Choosing a College: Should I Stay Close to Home?
Explore the pros and cons of staying near home or living at home during college.
Certain cities may offer more internships and other opportunities in your chosen field, helping you land a job more easily after graduation.
For some high school students, staying close to home for college is an easy decision, while others may choose to venture far from the nest. For many, the decision comes down to finances alone.
When it comes to deciding whether or not to travel for college, what are the real costs you’ll be facing? Read below to find out more...
Living at Home: How Much Will You Save?
There are some perks for college students living with parents. The biggest financial discount is the savings on room and board. The typical rate for a dorm room per year will run $10,000, meaning that over the course of four years you could save upwards of $40,000.

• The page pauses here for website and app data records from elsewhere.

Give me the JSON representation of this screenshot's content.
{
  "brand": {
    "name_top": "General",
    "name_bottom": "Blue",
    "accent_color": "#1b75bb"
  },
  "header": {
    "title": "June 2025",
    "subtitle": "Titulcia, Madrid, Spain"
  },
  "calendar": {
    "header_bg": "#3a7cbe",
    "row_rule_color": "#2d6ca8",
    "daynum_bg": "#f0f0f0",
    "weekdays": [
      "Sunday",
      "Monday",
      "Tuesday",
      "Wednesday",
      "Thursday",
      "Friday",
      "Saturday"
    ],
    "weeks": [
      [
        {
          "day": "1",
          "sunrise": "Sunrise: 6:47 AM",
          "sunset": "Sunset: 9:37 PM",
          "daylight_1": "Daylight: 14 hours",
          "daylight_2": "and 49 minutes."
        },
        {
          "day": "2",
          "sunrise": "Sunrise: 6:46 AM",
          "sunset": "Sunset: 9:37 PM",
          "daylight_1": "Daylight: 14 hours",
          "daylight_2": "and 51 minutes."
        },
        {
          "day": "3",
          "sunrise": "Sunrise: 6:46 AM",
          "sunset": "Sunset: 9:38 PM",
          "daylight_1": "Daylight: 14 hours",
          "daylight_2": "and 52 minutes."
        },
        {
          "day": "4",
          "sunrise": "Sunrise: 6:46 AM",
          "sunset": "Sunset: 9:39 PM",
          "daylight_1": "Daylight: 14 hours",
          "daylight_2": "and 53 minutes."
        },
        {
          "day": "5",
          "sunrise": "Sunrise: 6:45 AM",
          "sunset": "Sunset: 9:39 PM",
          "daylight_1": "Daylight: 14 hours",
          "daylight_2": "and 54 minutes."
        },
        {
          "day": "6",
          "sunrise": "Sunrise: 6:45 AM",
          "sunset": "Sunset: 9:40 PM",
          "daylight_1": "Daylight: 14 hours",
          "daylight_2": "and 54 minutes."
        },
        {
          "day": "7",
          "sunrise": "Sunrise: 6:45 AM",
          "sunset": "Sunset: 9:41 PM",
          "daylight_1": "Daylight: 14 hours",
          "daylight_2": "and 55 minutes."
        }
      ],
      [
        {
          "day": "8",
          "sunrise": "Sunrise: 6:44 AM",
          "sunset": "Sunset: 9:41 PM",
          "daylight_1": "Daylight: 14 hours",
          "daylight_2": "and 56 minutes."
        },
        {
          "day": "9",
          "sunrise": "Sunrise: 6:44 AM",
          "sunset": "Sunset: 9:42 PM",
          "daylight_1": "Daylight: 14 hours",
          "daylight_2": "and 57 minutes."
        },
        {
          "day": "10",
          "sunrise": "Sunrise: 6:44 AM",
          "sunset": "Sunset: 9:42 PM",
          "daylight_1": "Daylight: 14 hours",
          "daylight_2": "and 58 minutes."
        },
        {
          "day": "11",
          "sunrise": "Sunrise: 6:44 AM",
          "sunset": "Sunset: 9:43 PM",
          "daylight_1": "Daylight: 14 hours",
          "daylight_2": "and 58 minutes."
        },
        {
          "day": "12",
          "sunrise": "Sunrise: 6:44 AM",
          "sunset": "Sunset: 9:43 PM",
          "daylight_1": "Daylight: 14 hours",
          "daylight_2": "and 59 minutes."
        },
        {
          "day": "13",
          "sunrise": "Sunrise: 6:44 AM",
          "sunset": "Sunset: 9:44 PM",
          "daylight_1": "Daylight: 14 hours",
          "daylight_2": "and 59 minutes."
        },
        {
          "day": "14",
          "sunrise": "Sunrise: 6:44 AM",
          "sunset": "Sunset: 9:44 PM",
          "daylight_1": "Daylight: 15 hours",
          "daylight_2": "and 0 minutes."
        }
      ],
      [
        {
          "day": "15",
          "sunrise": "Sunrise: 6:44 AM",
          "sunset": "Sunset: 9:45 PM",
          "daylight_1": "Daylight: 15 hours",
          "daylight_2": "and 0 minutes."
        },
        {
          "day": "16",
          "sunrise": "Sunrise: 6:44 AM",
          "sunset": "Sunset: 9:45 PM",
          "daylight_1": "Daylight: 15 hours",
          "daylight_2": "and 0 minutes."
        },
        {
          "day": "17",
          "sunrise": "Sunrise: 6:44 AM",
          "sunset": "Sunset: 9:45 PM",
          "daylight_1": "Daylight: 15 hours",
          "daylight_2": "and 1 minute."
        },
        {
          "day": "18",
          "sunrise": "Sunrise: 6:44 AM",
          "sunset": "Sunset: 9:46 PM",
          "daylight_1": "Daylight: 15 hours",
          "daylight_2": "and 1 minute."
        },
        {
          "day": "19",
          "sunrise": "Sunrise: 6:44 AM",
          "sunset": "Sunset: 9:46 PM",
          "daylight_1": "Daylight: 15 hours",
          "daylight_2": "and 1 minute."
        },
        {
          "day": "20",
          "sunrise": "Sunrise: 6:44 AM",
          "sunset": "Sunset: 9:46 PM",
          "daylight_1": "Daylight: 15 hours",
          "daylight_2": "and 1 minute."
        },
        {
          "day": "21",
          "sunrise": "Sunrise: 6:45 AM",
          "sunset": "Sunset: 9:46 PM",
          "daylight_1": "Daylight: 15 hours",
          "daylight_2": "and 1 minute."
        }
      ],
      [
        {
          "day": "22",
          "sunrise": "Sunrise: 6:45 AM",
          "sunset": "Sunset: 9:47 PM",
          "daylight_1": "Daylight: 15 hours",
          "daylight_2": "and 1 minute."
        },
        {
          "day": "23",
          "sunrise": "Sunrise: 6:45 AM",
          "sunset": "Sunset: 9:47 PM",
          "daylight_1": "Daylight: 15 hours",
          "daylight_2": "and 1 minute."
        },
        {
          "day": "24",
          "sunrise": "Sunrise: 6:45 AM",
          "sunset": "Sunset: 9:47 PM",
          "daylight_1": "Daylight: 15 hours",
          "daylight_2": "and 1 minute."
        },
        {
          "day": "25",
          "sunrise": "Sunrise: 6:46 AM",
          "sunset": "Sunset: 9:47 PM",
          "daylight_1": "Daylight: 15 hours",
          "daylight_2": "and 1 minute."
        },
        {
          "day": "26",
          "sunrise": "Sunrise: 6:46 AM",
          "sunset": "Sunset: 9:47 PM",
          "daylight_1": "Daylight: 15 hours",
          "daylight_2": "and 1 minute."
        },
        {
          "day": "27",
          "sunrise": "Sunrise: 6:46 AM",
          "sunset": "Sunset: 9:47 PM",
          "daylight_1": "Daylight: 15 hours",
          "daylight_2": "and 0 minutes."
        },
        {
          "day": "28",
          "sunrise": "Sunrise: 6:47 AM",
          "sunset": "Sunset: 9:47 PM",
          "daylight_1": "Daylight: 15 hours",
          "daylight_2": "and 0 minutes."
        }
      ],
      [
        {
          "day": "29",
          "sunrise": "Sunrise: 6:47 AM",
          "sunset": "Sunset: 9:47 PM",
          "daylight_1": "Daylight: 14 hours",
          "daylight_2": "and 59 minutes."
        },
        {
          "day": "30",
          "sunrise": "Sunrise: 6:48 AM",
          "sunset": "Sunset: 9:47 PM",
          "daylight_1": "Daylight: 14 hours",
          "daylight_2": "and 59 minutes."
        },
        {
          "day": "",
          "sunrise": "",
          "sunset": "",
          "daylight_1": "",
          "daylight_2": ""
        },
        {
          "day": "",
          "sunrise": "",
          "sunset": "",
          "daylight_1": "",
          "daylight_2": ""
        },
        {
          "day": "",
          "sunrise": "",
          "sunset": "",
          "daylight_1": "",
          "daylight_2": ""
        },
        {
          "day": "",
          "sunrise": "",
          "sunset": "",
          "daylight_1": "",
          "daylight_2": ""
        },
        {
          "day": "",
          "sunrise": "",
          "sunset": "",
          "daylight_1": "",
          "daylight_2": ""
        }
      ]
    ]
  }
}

And don’t forget the money you’ll save on other expenses, like food and laundry. They may seem like small expenses, but when your dorm room lacks a kitchen and laundry room, dining out and paying for wash and fold can add up.
But commuting to campus comes with costs of its own; like the price tag of traveling (i.e. gas, car maintenance, insurance, a bus pass), parking expenses on campus, and the additional meals you may be charging out since you’ll be on the go a lot more than on-campus students.
Travel Costs for Out-Of-State Schools
If the college of your choice is not within driving distance from home, travel expenses to make it home for the holidays can get pricey. Plane and train tickets charge peak fares during major holidays when most out-of-town students choose to go home to visit their families; such as Thanksgiving, Christmas and Spring Break.
When estimating the cost of your out-of-town school, be sure to allocate enough in your budget for travel expenses. Booking flights early, and traveling on off-peak days, such as Tuesdays and Wednesdays, may help you fly home for Christmas without breaking the bank.
Alternatively, you may need to choose one or two times only per year to travel home. How well you can handle being away from home for long periods of time is definitely a factor to consider when choosing an out-of-state school.
Benefits of Living Close to Home
Aside from the financial aspects, living close to home will afford you other perks as well.
Having close family nearby can not only save you money on meals and other expenses, but it can also be a source of support during stressful times. Getting homesick won’t be an issue, since taking the occasional “weekend break” to visit is an option. Also, for emergencies or illness, being a quick drive away from family can be helpful too.
Another advantage to staying close to home for college is being able to maintain the friendships you cultivated during high school. You won’t be in a completely new city without knowing anyone. So, if you’re not the outgoing type – staying close to home for college may be a comforting choice.
But, regardless if you stay close to home or go away to school, you’re still going to be in a new class with new students. If you’re a commuter, be sure to participate in the freshman year social activities set-up by your school. You don’t want to isolate yourself from the fun of freshmen year, and the chance to meet new people and make new friends. It’s part of what college is all about!
In-State Versus Out-Of-State Tuition
According to the Washington Post, the average cost of a public college for students paying in-state tuition is $15,213 per year. While venturing out-of-state to a public university will, on average, run you a minimum of $25,000 before financial aid is factored in.
That price jumps even higher should you choose to attend a private school, which will cost an average of $35,600 per year.
- There are some advantages to out-of-state colleges. Exploring a new city and state can be an adventure, and allows you to step out of your comfort zone and soak in new surroundings. Being on your own also offers freedom from your parents and allows you to take on more responsibilities.
- It may inevitably all come down to whether or not there are universities in your area that will suit your academic needs. If you’re looking into an industry that focuses on the arts, you may need to travel outside of your comfort zone to a city that offers programs geared toward your concentration. Also, certain cities may offer more internships and other opportunities in your chosen field, helping you land a job more easily after graduation.